Find the number of lines in these records where the word "this" appears. Reply with that number and nothing more.

╭──

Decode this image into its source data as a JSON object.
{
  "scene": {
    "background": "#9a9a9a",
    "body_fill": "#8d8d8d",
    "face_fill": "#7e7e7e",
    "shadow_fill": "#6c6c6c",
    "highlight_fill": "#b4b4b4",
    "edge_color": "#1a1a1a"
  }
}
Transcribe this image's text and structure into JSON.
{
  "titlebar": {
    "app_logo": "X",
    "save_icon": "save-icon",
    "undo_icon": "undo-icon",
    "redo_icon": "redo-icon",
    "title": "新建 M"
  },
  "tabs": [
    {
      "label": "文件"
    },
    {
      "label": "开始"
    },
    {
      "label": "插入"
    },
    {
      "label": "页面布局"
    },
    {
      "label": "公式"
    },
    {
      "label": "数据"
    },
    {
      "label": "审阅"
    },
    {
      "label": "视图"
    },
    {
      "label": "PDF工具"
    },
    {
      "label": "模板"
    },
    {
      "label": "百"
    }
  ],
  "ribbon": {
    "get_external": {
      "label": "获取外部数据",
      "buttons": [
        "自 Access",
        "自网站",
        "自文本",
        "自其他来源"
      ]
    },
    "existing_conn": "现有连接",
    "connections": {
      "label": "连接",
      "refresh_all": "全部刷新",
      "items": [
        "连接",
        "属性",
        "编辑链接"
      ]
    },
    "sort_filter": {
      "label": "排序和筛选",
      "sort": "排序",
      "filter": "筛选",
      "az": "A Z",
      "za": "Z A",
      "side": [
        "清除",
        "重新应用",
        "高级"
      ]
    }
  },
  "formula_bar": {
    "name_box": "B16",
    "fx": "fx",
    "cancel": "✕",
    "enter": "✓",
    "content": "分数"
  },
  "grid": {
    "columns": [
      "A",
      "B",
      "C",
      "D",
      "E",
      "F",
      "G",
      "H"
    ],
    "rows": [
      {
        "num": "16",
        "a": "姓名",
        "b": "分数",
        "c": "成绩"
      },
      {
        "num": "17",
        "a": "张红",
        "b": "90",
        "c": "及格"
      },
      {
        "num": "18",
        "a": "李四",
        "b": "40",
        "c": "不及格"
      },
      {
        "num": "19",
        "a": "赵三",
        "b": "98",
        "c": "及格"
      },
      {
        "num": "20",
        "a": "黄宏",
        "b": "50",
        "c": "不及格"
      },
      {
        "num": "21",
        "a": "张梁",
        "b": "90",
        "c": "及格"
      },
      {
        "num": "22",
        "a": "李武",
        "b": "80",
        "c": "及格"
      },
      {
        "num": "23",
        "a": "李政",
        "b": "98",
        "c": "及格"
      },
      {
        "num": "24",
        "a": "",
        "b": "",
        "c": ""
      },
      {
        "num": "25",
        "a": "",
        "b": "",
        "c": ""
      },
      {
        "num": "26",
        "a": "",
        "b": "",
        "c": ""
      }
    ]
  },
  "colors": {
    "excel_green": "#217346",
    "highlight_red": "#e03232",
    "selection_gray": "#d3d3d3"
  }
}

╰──
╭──

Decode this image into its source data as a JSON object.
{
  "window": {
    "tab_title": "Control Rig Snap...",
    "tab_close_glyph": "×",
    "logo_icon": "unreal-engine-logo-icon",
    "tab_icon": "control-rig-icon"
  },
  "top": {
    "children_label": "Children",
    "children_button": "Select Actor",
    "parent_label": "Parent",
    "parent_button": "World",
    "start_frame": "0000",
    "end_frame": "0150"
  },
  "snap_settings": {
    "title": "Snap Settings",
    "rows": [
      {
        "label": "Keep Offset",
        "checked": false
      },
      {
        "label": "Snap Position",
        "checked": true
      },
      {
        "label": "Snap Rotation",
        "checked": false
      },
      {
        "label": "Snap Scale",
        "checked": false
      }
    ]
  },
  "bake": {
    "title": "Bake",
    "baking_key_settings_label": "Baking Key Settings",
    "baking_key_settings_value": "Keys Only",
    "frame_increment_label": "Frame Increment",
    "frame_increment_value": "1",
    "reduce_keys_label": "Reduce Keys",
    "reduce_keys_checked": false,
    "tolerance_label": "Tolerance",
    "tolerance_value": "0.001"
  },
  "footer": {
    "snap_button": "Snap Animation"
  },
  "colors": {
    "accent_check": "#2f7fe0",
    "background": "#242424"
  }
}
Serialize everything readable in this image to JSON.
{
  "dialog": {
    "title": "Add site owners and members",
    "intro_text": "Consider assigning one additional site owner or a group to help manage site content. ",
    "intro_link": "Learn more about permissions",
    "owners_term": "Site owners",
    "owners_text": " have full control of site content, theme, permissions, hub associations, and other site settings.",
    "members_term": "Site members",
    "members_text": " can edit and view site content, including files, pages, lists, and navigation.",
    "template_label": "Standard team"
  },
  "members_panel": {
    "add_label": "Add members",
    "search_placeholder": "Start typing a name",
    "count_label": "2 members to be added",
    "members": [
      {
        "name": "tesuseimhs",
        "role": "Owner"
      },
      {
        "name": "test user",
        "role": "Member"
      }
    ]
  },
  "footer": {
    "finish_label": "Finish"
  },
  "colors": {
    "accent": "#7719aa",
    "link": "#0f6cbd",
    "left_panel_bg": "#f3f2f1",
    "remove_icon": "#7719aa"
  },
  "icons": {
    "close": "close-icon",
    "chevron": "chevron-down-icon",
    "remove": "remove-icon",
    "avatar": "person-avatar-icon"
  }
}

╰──

→ Solution:
4